According to the minutes of an October Steamboat Springs School Board meeting, the board voted unanimously to deed the school house to the Cow Creek Community Association. But the deed never was recorded, and years later, the property's ownership was thrown into question as a result.
In 2007, records show the property was sold during a tax auction.
“The buyer thought he was buying 90 acres that may have subsurface rights (for potential oil and gas development), but instead, he got a little old schoolhouse,” Kelly said.
Kelly said he and the school district's attorney recently worked with that buyer and have cleared the cloud off the title in favor of the school district.
“We're now where we were in 1993,” Kelly said.
Now, the School Board must decide what to do with its schoolhouse.
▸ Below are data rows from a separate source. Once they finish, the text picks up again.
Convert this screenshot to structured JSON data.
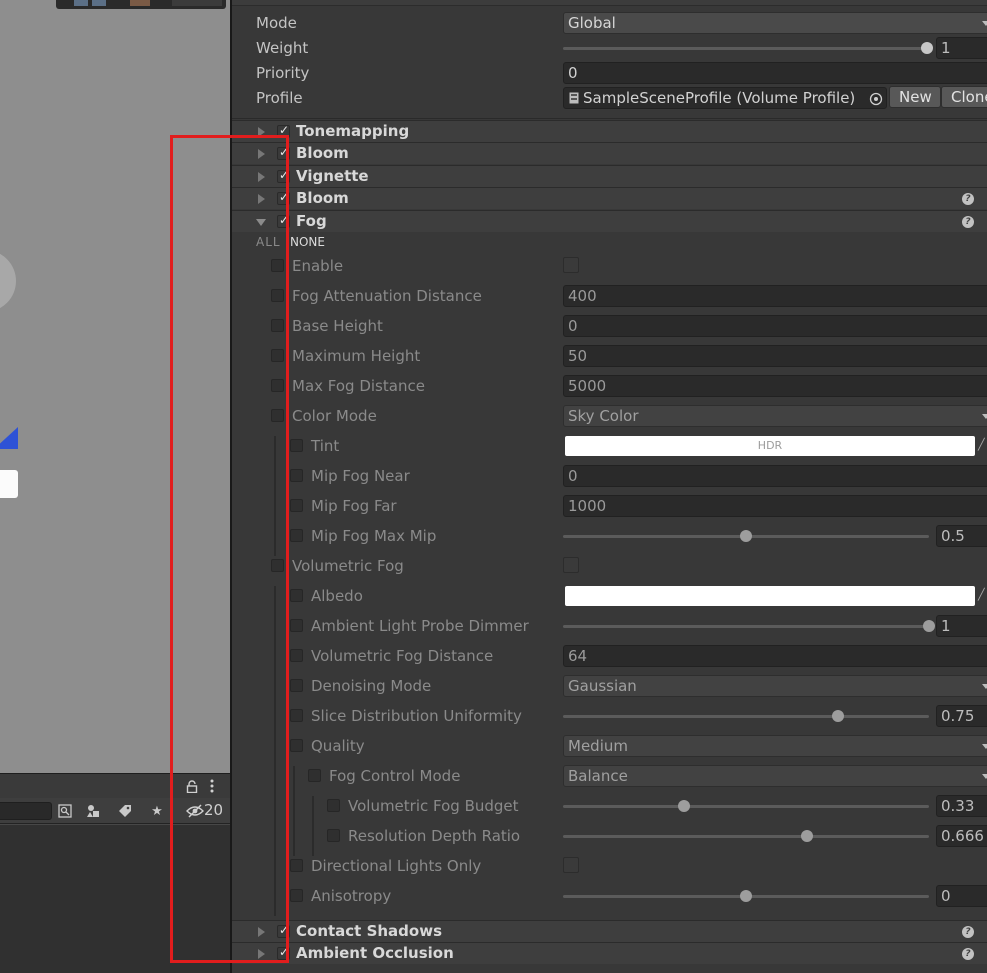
{
  "hierarchy": {
    "hidden_count": "20"
  },
  "volume": {
    "mode_label": "Mode",
    "mode_value": "Global",
    "weight_label": "Weight",
    "weight_value": "1",
    "priority_label": "Priority",
    "priority_value": "0",
    "profile_label": "Profile",
    "profile_value": "SampleSceneProfile (Volume Profile)",
    "new_label": "New",
    "clone_label": "Clone"
  },
  "components_top": [
    {
      "title": "Tonemapping"
    },
    {
      "title": "Bloom"
    },
    {
      "title": "Vignette"
    },
    {
      "title": "Bloom"
    },
    {
      "title": "Fog"
    }
  ],
  "fog": {
    "all_label": "ALL",
    "none_label": "NONE",
    "enable_label": "Enable",
    "attenuation_label": "Fog Attenuation Distance",
    "attenuation_value": "400",
    "base_height_label": "Base Height",
    "base_height_value": "0",
    "max_height_label": "Maximum Height",
    "max_height_value": "50",
    "max_distance_label": "Max Fog Distance",
    "max_distance_value": "5000",
    "color_mode_label": "Color Mode",
    "color_mode_value": "Sky Color",
    "tint_label": "Tint",
    "tint_hdr": "HDR",
    "tint_color": "#ffffff",
    "mip_near_label": "Mip Fog Near",
    "mip_near_value": "0",
    "mip_far_label": "Mip Fog Far",
    "mip_far_value": "1000",
    "mip_max_label": "Mip Fog Max Mip",
    "mip_max_value": "0.5",
    "mip_max_fraction": 0.5,
    "vol_fog_label": "Volumetric Fog",
    "albedo_label": "Albedo",
    "albedo_color": "#ffffff",
    "probe_dimmer_label": "Ambient Light Probe Dimmer",
    "probe_dimmer_value": "1",
    "probe_dimmer_fraction": 1.0,
    "vol_distance_label": "Volumetric Fog Distance",
    "vol_distance_value": "64",
    "denoising_label": "Denoising Mode",
    "denoising_value": "Gaussian",
    "slice_label": "Slice Distribution Uniformity",
    "slice_value": "0.75",
    "slice_fraction": 0.75,
    "quality_label": "Quality",
    "quality_value": "Medium",
    "control_label": "Fog Control Mode",
    "control_value": "Balance",
    "budget_label": "Volumetric Fog Budget",
    "budget_value": "0.33",
    "budget_fraction": 0.33,
    "depth_ratio_label": "Resolution Depth Ratio",
    "depth_ratio_value": "0.666",
    "depth_ratio_fraction": 0.666,
    "dir_lights_label": "Directional Lights Only",
    "anisotropy_label": "Anisotropy",
    "anisotropy_value": "0",
    "anisotropy_fraction": 0.5
  },
  "components_bottom": [
    {
      "title": "Contact Shadows"
    },
    {
      "title": "Ambient Occlusion"
    }
  ],
  "colors": {
    "annotation": "#e11d1d",
    "accent_blue": "#2e52d6"
  }
}
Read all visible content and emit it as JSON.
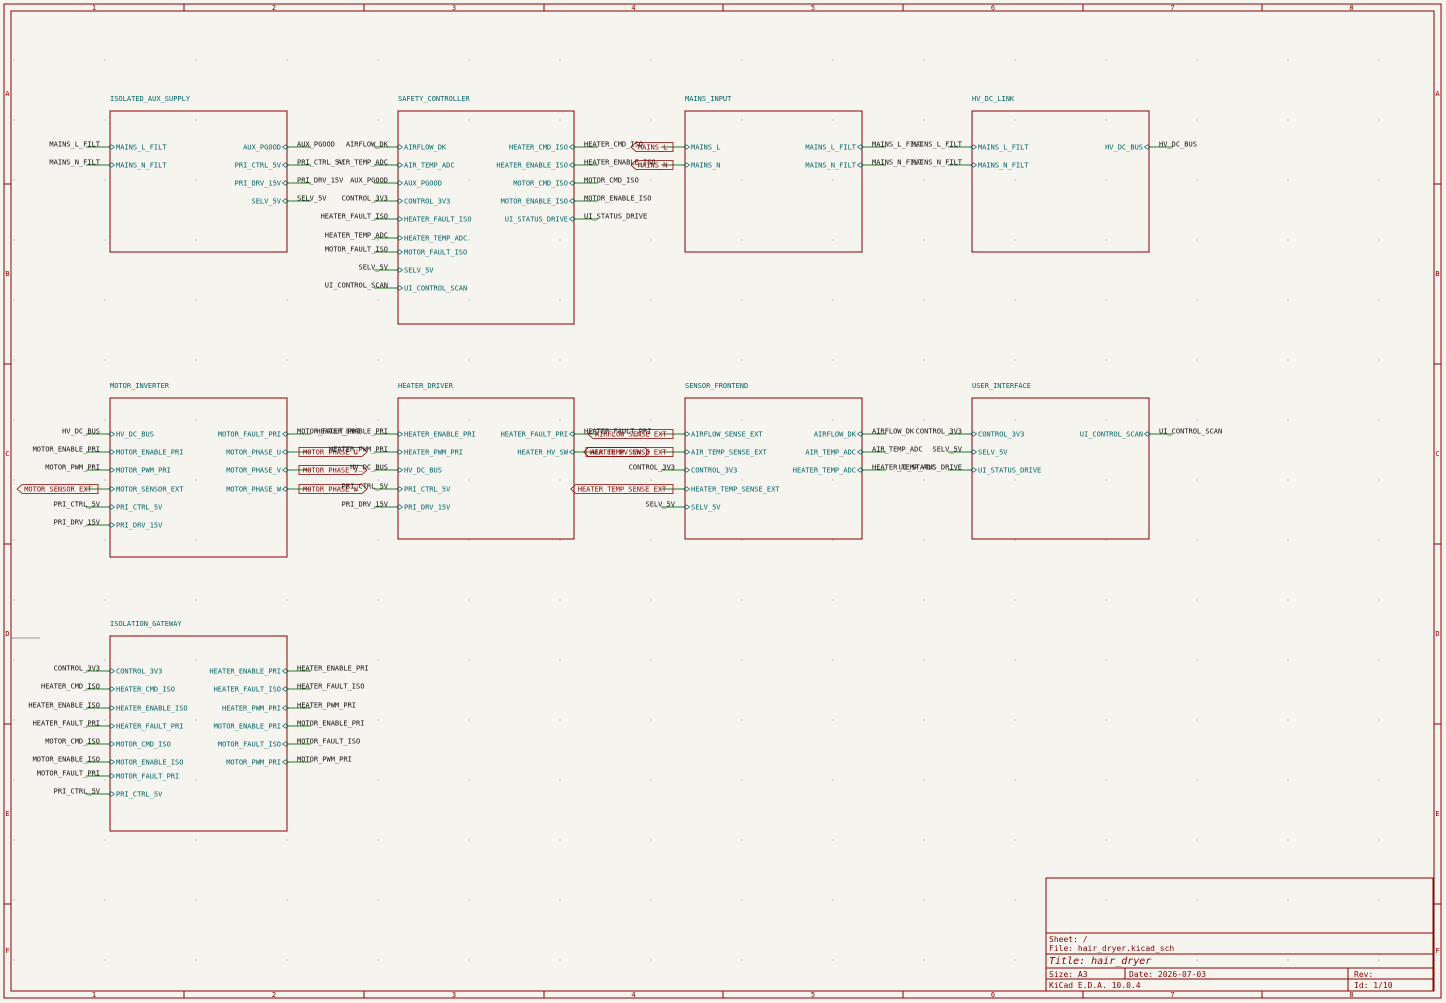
{
  "frame": {
    "columns": [
      "1",
      "2",
      "3",
      "4",
      "5",
      "6",
      "7",
      "8"
    ],
    "rows": [
      "A",
      "B",
      "C",
      "D",
      "E",
      "F"
    ]
  },
  "sheets": [
    {
      "name": "ISOLATED_AUX_SUPPLY",
      "left": [
        {
          "pin": "MAINS_L_FILT",
          "net": "MAINS_L_FILT"
        },
        {
          "pin": "MAINS_N_FILT",
          "net": "MAINS_N_FILT"
        }
      ],
      "right": [
        {
          "pin": "AUX_PGOOD",
          "net": "AUX_PGOOD"
        },
        {
          "pin": "PRI_CTRL_5V",
          "net": "PRI_CTRL_5V"
        },
        {
          "pin": "PRI_DRV_15V",
          "net": "PRI_DRV_15V"
        },
        {
          "pin": "SELV_5V",
          "net": "SELV_5V"
        }
      ]
    },
    {
      "name": "SAFETY_CONTROLLER",
      "left": [
        {
          "pin": "AIRFLOW_DK",
          "net": "AIRFLOW_DK"
        },
        {
          "pin": "AIR_TEMP_ADC",
          "net": "AIR_TEMP_ADC"
        },
        {
          "pin": "AUX_PGOOD",
          "net": "AUX_PGOOD"
        },
        {
          "pin": "CONTROL_3V3",
          "net": "CONTROL_3V3"
        },
        {
          "pin": "HEATER_FAULT_ISO",
          "net": "HEATER_FAULT_ISO"
        },
        {
          "pin": "HEATER_TEMP_ADC",
          "net": "HEATER_TEMP_ADC"
        },
        {
          "pin": "MOTOR_FAULT_ISO",
          "net": "MOTOR_FAULT_ISO"
        },
        {
          "pin": "SELV_5V",
          "net": "SELV_5V"
        },
        {
          "pin": "UI_CONTROL_SCAN",
          "net": "UI_CONTROL_SCAN"
        }
      ],
      "right": [
        {
          "pin": "HEATER_CMD_ISO",
          "net": "HEATER_CMD_ISO"
        },
        {
          "pin": "HEATER_ENABLE_ISO",
          "net": "HEATER_ENABLE_ISO"
        },
        {
          "pin": "MOTOR_CMD_ISO",
          "net": "MOTOR_CMD_ISO"
        },
        {
          "pin": "MOTOR_ENABLE_ISO",
          "net": "MOTOR_ENABLE_ISO"
        },
        {
          "pin": "UI_STATUS_DRIVE",
          "net": "UI_STATUS_DRIVE"
        }
      ]
    },
    {
      "name": "MAINS_INPUT",
      "left": [
        {
          "pin": "MAINS_L",
          "glabel": "MAINS_L"
        },
        {
          "pin": "MAINS_N",
          "glabel": "MAINS_N"
        }
      ],
      "right": [
        {
          "pin": "MAINS_L_FILT",
          "net": "MAINS_L_FILT"
        },
        {
          "pin": "MAINS_N_FILT",
          "net": "MAINS_N_FILT"
        }
      ]
    },
    {
      "name": "HV_DC_LINK",
      "left": [
        {
          "pin": "MAINS_L_FILT",
          "net": "MAINS_L_FILT"
        },
        {
          "pin": "MAINS_N_FILT",
          "net": "MAINS_N_FILT"
        }
      ],
      "right": [
        {
          "pin": "HV_DC_BUS",
          "net": "HV_DC_BUS"
        }
      ]
    },
    {
      "name": "MOTOR_INVERTER",
      "left": [
        {
          "pin": "HV_DC_BUS",
          "net": "HV_DC_BUS"
        },
        {
          "pin": "MOTOR_ENABLE_PRI",
          "net": "MOTOR_ENABLE_PRI"
        },
        {
          "pin": "MOTOR_PWM_PRI",
          "net": "MOTOR_PWM_PRI"
        },
        {
          "pin": "MOTOR_SENSOR_EXT",
          "glabel": "MOTOR_SENSOR_EXT"
        },
        {
          "pin": "PRI_CTRL_5V",
          "net": "PRI_CTRL_5V"
        },
        {
          "pin": "PRI_DRV_15V",
          "net": "PRI_DRV_15V"
        }
      ],
      "right": [
        {
          "pin": "MOTOR_FAULT_PRI",
          "net": "MOTOR_FAULT_PRI"
        },
        {
          "pin": "MOTOR_PHASE_U",
          "glabel": "MOTOR_PHASE_U"
        },
        {
          "pin": "MOTOR_PHASE_V",
          "glabel": "MOTOR_PHASE_V"
        },
        {
          "pin": "MOTOR_PHASE_W",
          "glabel": "MOTOR_PHASE_W"
        }
      ]
    },
    {
      "name": "HEATER_DRIVER",
      "left": [
        {
          "pin": "HEATER_ENABLE_PRI",
          "net": "HEATER_ENABLE_PRI"
        },
        {
          "pin": "HEATER_PWM_PRI",
          "net": "HEATER_PWM_PRI"
        },
        {
          "pin": "HV_DC_BUS",
          "net": "HV_DC_BUS"
        },
        {
          "pin": "PRI_CTRL_5V",
          "net": "PRI_CTRL_5V"
        },
        {
          "pin": "PRI_DRV_15V",
          "net": "PRI_DRV_15V"
        }
      ],
      "right": [
        {
          "pin": "HEATER_FAULT_PRI",
          "net": "HEATER_FAULT_PRI"
        },
        {
          "pin": "HEATER_HV_SW",
          "glabel": "HEATER_HV_SW"
        }
      ]
    },
    {
      "name": "SENSOR_FRONTEND",
      "left": [
        {
          "pin": "AIRFLOW_SENSE_EXT",
          "glabel": "AIRFLOW_SENSE_EXT"
        },
        {
          "pin": "AIR_TEMP_SENSE_EXT",
          "glabel": "AIR_TEMP_SENSE_EXT"
        },
        {
          "pin": "CONTROL_3V3",
          "net": "CONTROL_3V3"
        },
        {
          "pin": "HEATER_TEMP_SENSE_EXT",
          "glabel": "HEATER_TEMP_SENSE_EXT"
        },
        {
          "pin": "SELV_5V",
          "net": "SELV_5V"
        }
      ],
      "right": [
        {
          "pin": "AIRFLOW_DK",
          "net": "AIRFLOW_DK"
        },
        {
          "pin": "AIR_TEMP_ADC",
          "net": "AIR_TEMP_ADC"
        },
        {
          "pin": "HEATER_TEMP_ADC",
          "net": "HEATER_TEMP_ADC"
        }
      ]
    },
    {
      "name": "USER_INTERFACE",
      "left": [
        {
          "pin": "CONTROL_3V3",
          "net": "CONTROL_3V3"
        },
        {
          "pin": "SELV_5V",
          "net": "SELV_5V"
        },
        {
          "pin": "UI_STATUS_DRIVE",
          "net": "UI_STATUS_DRIVE"
        }
      ],
      "right": [
        {
          "pin": "UI_CONTROL_SCAN",
          "net": "UI_CONTROL_SCAN"
        }
      ]
    },
    {
      "name": "ISOLATION_GATEWAY",
      "left": [
        {
          "pin": "CONTROL_3V3",
          "net": "CONTROL_3V3"
        },
        {
          "pin": "HEATER_CMD_ISO",
          "net": "HEATER_CMD_ISO"
        },
        {
          "pin": "HEATER_ENABLE_ISO",
          "net": "HEATER_ENABLE_ISO"
        },
        {
          "pin": "HEATER_FAULT_PRI",
          "net": "HEATER_FAULT_PRI"
        },
        {
          "pin": "MOTOR_CMD_ISO",
          "net": "MOTOR_CMD_ISO"
        },
        {
          "pin": "MOTOR_ENABLE_ISO",
          "net": "MOTOR_ENABLE_ISO"
        },
        {
          "pin": "MOTOR_FAULT_PRI",
          "net": "MOTOR_FAULT_PRI"
        },
        {
          "pin": "PRI_CTRL_5V",
          "net": "PRI_CTRL_5V"
        }
      ],
      "right": [
        {
          "pin": "HEATER_ENABLE_PRI",
          "net": "HEATER_ENABLE_PRI"
        },
        {
          "pin": "HEATER_FAULT_ISO",
          "net": "HEATER_FAULT_ISO"
        },
        {
          "pin": "HEATER_PWM_PRI",
          "net": "HEATER_PWM_PRI"
        },
        {
          "pin": "MOTOR_ENABLE_PRI",
          "net": "MOTOR_ENABLE_PRI"
        },
        {
          "pin": "MOTOR_FAULT_ISO",
          "net": "MOTOR_FAULT_ISO"
        },
        {
          "pin": "MOTOR_PWM_PRI",
          "net": "MOTOR_PWM_PRI"
        }
      ]
    }
  ],
  "title_block": {
    "sheet": "Sheet: /",
    "file": "File: hair_dryer.kicad_sch",
    "title": "Title: hair_dryer",
    "size": "Size: A3",
    "date": "Date: 2026-07-03",
    "rev": "Rev:",
    "tool": "KiCad E.D.A. 10.0.4",
    "id": "Id: 1/10"
  },
  "colors": {
    "background": "#f5f4ef",
    "frame": "#8c0000",
    "sheet_border": "#8c0000",
    "pin_text": "#006464",
    "wire": "#2a7a2a",
    "net_text": "#111111",
    "global_label": "#8c0000"
  }
}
Kelly said the board could opt to do nothing with it, to sell the property or to partner with an organization like Historic Routt County and restore the building.
Kelly hopes the district can find a way to do the latter.
“I think we need to take a hard look at trying to preserve it,” he said. “If it's going to have a financial impact on the district, that'll have other implications. That's why we're looking for some partners to potentially step into this situation."
The School Board already is reaching out to Historic Routt County and an architect to inspect the building.
Its preliminary efforts come at a time when another schoolhouse in Routt County is undergoing a major renovation project.
Historic Routt County has partnered with Rocky Mountain Youth Corps, Peabody Energy, the Historical Society of Oak Creek and Phippsburg and the Tracks and Trails Museum to restore the Foidel Canyon Schoolhouse and eventually open it for public tours.
Kelly said similar efforts could help preserve the school in Cow Creek.
"There's now a feeling in the community to value things like this," he said.
To reach Scott Franz, call 970-871-4210 or email scottfranz@SteamboatToday.com